_Task instructions:_ The data should be restated word for word, in full.
[[ Input, beginning ]]
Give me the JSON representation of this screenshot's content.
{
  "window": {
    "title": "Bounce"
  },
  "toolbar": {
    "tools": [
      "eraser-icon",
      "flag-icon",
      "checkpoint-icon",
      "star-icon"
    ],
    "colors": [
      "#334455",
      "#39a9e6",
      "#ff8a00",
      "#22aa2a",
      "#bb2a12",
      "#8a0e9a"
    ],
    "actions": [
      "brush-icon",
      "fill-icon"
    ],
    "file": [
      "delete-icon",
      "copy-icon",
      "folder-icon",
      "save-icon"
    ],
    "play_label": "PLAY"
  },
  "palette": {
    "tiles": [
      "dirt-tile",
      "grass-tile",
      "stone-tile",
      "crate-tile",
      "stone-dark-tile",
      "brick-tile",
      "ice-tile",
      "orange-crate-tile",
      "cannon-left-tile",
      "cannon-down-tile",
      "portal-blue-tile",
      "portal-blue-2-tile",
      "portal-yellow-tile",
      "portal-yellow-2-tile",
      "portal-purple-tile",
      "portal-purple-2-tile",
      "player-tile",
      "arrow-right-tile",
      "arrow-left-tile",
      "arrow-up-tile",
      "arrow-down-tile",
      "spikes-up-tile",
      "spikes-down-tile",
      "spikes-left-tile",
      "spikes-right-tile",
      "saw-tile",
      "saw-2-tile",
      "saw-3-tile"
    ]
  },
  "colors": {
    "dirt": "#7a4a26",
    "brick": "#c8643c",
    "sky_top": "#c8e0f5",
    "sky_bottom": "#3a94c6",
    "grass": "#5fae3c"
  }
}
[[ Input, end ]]
_Written response:_
Give me the JSON representation of this screenshot's content.
{
  "window": {
    "title": "Bounce"
  },
  "toolbar": {
    "tools": [
      "eraser-icon",
      "flag-icon",
      "checkpoint-icon",
      "star-icon"
    ],
    "colors": [
      "#334455",
      "#39a9e6",
      "#ff8a00",
      "#22aa2a",
      "#bb2a12",
      "#8a0e9a"
    ],
    "actions": [
      "brush-icon",
      "fill-icon"
    ],
    "file": [
      "delete-icon",
      "copy-icon",
      "folder-icon",
      "save-icon"
    ],
    "play_label": "PLAY"
  },
  "palette": {
    "tiles": [
      "dirt-tile",
      "grass-tile",
      "stone-tile",
      "crate-tile",
      "stone-dark-tile",
      "brick-tile",
      "ice-tile",
      "orange-crate-tile",
      "cannon-left-tile",
      "cannon-down-tile",
      "portal-blue-tile",
      "portal-blue-2-tile",
      "portal-yellow-tile",
      "portal-yellow-2-tile",
      "portal-purple-tile",
      "portal-purple-2-tile",
      "player-tile",
      "arrow-right-tile",
      "arrow-left-tile",
      "arrow-up-tile",
      "arrow-down-tile",
      "spikes-up-tile",
      "spikes-down-tile",
      "spikes-left-tile",
      "spikes-right-tile",
      "saw-tile",
      "saw-2-tile",
      "saw-3-tile"
    ]
  },
  "colors": {
    "dirt": "#7a4a26",
    "brick": "#c8643c",
    "sky_top": "#c8e0f5",
    "sky_bottom": "#3a94c6",
    "grass": "#5fae3c"
  }
}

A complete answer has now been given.